HOW TO COMPLETE THIS TASK
What is needed is an exact copy of all the data.

[EXERCISE MATERIAL — start]

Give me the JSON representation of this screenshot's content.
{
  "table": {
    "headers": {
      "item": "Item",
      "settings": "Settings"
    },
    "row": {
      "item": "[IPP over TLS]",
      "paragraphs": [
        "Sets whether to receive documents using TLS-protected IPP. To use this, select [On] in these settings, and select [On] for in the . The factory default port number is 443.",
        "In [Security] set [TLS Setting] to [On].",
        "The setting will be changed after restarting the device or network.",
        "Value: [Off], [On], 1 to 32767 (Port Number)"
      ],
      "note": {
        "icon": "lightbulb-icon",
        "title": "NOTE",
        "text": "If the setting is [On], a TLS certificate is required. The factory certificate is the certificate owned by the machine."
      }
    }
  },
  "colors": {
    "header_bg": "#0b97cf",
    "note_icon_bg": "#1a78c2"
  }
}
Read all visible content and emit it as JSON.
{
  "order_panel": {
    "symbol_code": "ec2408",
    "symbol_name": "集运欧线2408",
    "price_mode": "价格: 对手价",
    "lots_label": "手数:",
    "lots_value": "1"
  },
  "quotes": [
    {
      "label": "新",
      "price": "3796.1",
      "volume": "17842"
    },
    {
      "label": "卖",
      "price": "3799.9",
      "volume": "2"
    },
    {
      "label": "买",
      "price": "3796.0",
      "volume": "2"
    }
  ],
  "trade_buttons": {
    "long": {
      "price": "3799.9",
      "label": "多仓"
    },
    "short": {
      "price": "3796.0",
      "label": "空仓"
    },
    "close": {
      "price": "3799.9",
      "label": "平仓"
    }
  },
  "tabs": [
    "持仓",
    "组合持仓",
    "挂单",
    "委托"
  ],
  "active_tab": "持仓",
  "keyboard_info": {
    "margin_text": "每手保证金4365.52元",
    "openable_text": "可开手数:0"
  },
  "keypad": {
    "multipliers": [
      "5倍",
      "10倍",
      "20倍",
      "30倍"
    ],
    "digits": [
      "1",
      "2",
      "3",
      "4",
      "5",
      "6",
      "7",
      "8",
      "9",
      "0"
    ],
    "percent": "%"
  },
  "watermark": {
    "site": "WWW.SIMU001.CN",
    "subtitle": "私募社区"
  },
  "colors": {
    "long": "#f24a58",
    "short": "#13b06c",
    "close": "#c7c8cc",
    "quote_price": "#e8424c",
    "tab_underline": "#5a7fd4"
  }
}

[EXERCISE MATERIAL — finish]

EXPECTED ANSWER
Give me the JSON representation of this screenshot's content.
{
  "table": {
    "headers": {
      "item": "Item",
      "settings": "Settings"
    },
    "row": {
      "item": "[IPP over TLS]",
      "paragraphs": [
        "Sets whether to receive documents using TLS-protected IPP. To use this, select [On] in these settings, and select [On] for in the . The factory default port number is 443.",
        "In [Security] set [TLS Setting] to [On].",
        "The setting will be changed after restarting the device or network.",
        "Value: [Off], [On], 1 to 32767 (Port Number)"
      ],
      "note": {
        "icon": "lightbulb-icon",
        "title": "NOTE",
        "text": "If the setting is [On], a TLS certificate is required. The factory certificate is the certificate owned by the machine."
      }
    }
  },
  "colors": {
    "header_bg": "#0b97cf",
    "note_icon_bg": "#1a78c2"
  }
}
Read all visible content and emit it as JSON.
{
  "order_panel": {
    "symbol_code": "ec2408",
    "symbol_name": "集运欧线2408",
    "price_mode": "价格: 对手价",
    "lots_label": "手数:",
    "lots_value": "1"
  },
  "quotes": [
    {
      "label": "新",
      "price": "3796.1",
      "volume": "17842"
    },
    {
      "label": "卖",
      "price": "3799.9",
      "volume": "2"
    },
    {
      "label": "买",
      "price": "3796.0",
      "volume": "2"
    }
  ],
  "trade_buttons": {
    "long": {
      "price": "3799.9",
      "label": "多仓"
    },
    "short": {
      "price": "3796.0",
      "label": "空仓"
    },
    "close": {
      "price": "3799.9",
      "label": "平仓"
    }
  },
  "tabs": [
    "持仓",
    "组合持仓",
    "挂单",
    "委托"
  ],
  "active_tab": "持仓",
  "keyboard_info": {
    "margin_text": "每手保证金4365.52元",
    "openable_text": "可开手数:0"
  },
  "keypad": {
    "multipliers": [
      "5倍",
      "10倍",
      "20倍",
      "30倍"
    ],
    "digits": [
      "1",
      "2",
      "3",
      "4",
      "5",
      "6",
      "7",
      "8",
      "9",
      "0"
    ],
    "percent": "%"
  },
  "watermark": {
    "site": "WWW.SIMU001.CN",
    "subtitle": "私募社区"
  },
  "colors": {
    "long": "#f24a58",
    "short": "#13b06c",
    "close": "#c7c8cc",
    "quote_price": "#e8424c",
    "tab_underline": "#5a7fd4"
  }
}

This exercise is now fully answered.